**Work request:** Within this material, find every line where the string "count" appears, and copy it out.

--------

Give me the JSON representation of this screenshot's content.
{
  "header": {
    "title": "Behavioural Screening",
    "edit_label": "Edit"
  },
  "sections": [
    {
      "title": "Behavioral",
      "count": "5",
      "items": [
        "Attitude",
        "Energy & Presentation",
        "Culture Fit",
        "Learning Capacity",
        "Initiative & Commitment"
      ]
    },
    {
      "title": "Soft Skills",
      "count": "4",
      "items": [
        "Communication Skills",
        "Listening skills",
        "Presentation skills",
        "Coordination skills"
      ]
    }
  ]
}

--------

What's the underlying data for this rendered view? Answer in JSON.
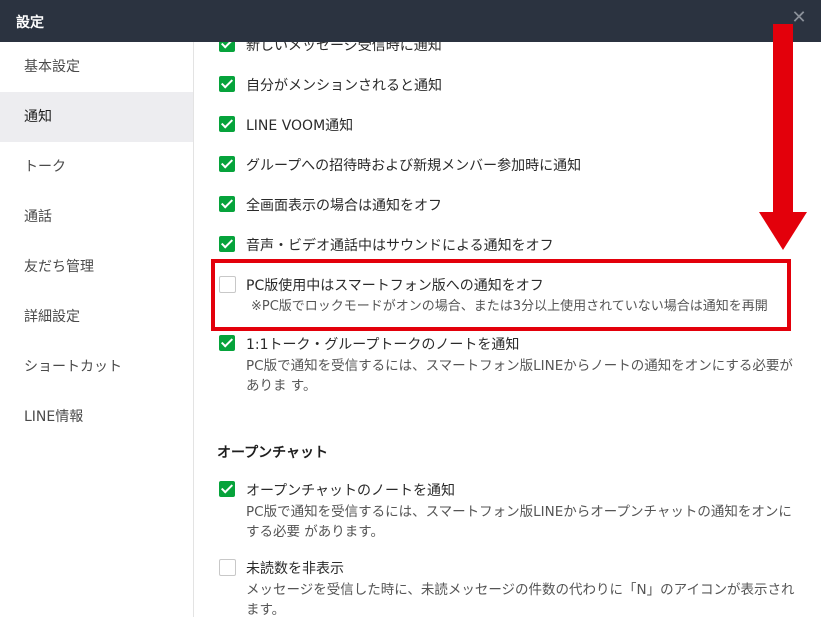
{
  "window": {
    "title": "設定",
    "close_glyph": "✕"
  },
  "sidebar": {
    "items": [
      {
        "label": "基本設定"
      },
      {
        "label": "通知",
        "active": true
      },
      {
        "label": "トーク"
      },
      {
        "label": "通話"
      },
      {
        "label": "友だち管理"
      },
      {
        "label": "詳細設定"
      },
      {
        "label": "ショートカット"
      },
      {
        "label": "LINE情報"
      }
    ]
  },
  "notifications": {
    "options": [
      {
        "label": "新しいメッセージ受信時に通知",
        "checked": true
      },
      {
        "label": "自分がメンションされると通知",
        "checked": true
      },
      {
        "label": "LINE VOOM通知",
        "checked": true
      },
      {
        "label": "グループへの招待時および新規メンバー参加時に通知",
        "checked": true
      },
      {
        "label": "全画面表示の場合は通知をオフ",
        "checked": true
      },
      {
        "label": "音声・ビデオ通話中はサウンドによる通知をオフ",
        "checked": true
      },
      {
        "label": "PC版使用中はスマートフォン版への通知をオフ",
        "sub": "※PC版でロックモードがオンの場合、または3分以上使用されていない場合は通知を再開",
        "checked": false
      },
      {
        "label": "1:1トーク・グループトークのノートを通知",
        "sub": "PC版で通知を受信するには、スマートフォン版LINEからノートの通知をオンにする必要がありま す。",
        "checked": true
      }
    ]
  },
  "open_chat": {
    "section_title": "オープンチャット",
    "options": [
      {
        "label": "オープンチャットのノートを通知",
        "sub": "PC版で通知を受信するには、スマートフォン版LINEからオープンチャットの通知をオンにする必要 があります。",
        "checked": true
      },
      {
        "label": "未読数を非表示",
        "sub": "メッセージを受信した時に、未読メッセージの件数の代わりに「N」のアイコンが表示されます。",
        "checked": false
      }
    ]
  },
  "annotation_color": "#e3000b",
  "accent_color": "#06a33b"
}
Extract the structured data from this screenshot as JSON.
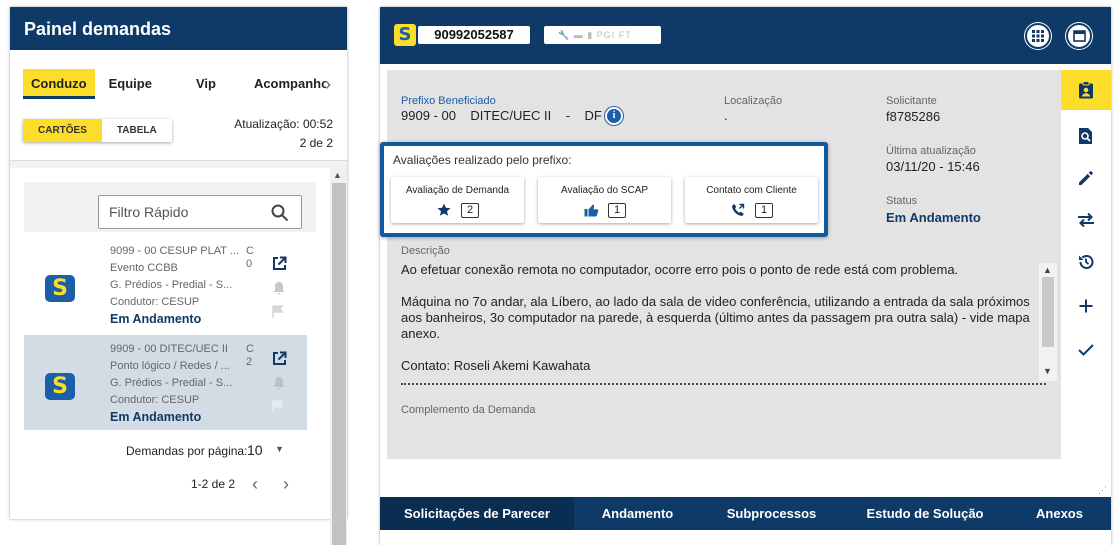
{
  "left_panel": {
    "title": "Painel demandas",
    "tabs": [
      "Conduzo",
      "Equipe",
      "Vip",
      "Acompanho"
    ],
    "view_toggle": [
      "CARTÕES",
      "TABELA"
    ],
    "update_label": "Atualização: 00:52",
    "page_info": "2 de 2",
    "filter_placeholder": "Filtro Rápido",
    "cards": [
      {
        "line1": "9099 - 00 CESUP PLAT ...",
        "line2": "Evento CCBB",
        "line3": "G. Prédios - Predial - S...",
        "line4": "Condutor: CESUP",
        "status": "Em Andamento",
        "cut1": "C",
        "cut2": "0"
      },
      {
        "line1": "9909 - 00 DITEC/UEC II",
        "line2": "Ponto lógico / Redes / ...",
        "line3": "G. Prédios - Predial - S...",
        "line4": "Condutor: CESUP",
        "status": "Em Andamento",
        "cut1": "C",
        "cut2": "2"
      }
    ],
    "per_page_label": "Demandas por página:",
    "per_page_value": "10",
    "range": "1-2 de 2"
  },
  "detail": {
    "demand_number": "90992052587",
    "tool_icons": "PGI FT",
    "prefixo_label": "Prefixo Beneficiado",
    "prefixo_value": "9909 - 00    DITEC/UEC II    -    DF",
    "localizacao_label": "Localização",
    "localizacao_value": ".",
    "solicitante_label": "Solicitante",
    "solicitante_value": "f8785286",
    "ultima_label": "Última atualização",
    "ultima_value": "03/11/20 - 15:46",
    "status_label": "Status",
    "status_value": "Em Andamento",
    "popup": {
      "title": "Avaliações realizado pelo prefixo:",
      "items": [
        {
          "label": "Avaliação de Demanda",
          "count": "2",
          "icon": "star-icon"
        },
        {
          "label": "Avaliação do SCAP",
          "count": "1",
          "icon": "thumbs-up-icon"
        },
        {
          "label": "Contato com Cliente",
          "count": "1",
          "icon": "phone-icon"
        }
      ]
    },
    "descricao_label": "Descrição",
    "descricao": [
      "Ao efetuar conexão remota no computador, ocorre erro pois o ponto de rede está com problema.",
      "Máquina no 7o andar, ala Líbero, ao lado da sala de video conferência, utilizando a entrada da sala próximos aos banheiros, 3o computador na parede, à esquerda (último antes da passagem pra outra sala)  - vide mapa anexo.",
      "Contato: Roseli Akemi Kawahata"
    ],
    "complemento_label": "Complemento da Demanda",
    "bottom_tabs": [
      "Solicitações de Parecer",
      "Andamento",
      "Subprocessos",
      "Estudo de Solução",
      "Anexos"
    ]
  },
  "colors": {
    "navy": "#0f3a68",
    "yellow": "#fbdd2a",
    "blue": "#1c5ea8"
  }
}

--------

**Answer section:**
      "count": "5",
      "count": "4",
          "count": "2",
          "count": "1",
          "count": "1",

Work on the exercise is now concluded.